++++ Recorded data

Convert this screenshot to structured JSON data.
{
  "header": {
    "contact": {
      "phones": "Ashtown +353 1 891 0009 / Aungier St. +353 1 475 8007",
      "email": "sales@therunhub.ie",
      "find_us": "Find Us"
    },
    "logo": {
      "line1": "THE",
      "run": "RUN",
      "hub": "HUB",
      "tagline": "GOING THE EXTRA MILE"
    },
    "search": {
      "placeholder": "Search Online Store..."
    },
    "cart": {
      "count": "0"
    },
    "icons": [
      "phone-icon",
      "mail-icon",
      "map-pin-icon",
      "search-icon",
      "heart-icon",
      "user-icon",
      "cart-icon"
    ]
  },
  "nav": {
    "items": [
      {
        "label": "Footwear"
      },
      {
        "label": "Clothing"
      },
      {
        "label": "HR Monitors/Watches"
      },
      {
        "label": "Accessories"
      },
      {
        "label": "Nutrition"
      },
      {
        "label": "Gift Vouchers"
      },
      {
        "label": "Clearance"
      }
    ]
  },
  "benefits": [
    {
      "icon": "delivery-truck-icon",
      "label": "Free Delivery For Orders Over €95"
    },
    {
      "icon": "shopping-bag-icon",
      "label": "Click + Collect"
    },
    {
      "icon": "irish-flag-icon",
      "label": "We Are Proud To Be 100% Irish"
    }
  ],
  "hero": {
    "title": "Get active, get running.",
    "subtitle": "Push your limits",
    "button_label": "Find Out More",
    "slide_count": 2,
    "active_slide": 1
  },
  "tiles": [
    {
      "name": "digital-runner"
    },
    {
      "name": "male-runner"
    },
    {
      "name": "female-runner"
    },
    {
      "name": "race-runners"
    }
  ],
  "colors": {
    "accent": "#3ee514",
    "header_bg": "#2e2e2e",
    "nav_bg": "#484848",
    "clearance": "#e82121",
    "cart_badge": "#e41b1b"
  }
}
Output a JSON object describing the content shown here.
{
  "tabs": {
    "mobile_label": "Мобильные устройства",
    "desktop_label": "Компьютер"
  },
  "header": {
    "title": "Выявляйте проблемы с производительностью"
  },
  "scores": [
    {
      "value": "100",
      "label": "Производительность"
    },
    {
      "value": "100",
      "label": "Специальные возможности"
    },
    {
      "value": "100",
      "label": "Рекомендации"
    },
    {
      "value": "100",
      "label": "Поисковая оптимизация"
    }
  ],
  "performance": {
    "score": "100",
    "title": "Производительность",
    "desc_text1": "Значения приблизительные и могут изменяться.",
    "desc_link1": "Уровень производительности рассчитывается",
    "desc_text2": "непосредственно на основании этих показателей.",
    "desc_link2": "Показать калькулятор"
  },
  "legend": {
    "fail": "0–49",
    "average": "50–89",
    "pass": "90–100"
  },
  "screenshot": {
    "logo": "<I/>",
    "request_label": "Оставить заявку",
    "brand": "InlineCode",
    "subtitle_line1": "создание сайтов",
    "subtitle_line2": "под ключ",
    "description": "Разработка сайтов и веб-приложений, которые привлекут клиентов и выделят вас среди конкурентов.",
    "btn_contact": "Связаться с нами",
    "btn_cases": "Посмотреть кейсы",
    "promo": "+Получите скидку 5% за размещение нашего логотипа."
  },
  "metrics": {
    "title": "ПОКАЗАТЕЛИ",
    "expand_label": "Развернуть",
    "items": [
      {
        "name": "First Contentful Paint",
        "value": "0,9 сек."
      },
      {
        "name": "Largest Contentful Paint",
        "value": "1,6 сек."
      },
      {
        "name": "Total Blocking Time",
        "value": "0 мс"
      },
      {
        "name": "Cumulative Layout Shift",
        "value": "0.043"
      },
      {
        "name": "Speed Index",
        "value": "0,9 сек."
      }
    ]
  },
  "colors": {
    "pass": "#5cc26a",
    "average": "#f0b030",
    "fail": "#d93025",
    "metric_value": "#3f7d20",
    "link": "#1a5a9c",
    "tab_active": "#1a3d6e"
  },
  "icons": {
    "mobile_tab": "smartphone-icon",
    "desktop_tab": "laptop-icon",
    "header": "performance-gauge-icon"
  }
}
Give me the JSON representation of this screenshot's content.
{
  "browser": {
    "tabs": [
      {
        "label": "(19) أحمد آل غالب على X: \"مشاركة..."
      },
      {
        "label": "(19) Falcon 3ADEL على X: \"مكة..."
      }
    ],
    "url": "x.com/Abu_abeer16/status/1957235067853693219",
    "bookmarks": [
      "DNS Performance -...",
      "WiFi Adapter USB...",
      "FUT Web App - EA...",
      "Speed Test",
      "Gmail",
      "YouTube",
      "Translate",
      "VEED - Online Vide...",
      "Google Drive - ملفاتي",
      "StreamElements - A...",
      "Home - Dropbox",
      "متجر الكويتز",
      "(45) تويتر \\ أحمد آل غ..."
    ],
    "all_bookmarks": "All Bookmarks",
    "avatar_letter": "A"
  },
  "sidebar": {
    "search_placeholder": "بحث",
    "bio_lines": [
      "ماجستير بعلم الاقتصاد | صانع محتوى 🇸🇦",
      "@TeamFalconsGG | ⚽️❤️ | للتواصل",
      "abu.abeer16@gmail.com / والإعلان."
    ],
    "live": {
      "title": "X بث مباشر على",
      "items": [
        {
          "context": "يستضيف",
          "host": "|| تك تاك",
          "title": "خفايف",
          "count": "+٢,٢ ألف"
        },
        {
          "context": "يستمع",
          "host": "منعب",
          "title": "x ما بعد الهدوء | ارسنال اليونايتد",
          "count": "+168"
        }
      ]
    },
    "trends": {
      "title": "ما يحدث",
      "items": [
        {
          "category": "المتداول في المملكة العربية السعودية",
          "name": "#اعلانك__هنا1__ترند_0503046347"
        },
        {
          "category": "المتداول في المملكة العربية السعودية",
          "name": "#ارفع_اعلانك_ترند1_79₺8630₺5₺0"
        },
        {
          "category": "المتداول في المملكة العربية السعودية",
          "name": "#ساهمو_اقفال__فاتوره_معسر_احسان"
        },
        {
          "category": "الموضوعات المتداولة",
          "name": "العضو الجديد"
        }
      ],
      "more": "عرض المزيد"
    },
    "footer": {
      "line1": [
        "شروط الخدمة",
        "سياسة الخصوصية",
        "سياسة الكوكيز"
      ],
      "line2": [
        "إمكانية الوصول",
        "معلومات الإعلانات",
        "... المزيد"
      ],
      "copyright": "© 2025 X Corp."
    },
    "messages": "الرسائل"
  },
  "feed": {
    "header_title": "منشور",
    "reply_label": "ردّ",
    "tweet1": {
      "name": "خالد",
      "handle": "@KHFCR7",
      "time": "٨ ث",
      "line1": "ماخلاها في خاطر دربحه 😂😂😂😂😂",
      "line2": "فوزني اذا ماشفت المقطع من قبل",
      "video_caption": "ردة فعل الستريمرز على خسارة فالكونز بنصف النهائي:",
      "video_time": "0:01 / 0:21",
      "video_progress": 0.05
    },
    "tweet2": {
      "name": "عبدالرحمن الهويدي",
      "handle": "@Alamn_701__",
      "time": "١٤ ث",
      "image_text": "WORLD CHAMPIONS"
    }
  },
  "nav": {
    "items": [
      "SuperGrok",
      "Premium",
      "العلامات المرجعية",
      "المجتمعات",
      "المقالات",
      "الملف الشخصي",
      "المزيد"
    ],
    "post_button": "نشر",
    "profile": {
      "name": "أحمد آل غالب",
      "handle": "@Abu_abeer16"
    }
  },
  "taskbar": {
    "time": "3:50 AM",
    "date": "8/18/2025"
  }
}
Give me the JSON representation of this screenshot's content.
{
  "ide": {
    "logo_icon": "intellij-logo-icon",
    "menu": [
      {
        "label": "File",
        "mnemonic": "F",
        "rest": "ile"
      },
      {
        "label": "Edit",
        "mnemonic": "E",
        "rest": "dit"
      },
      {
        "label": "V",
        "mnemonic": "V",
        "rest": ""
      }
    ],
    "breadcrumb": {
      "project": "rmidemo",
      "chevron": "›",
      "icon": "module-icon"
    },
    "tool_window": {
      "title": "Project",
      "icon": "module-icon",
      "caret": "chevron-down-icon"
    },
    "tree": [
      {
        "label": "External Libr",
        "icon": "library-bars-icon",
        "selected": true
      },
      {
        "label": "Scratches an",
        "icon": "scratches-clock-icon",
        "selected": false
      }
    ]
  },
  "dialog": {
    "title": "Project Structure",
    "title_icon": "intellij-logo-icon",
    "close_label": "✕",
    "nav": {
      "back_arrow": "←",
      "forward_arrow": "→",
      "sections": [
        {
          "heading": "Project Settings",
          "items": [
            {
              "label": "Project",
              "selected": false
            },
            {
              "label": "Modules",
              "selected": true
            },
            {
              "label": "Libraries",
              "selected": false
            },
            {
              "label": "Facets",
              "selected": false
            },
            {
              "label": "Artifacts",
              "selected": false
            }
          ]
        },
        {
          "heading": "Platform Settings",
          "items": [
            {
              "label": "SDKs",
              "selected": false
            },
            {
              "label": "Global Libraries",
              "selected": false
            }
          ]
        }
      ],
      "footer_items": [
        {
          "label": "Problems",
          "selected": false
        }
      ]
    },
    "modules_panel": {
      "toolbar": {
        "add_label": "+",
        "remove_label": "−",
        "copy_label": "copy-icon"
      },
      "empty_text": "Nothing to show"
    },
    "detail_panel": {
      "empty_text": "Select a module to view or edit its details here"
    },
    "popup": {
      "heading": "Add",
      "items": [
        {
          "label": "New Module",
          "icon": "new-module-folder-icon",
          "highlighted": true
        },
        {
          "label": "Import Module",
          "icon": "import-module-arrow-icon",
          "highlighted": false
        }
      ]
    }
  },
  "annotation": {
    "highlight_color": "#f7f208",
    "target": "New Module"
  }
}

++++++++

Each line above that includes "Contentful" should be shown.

§ Reply
        "name": "First Contentful Paint",
        "name": "Largest Contentful Paint",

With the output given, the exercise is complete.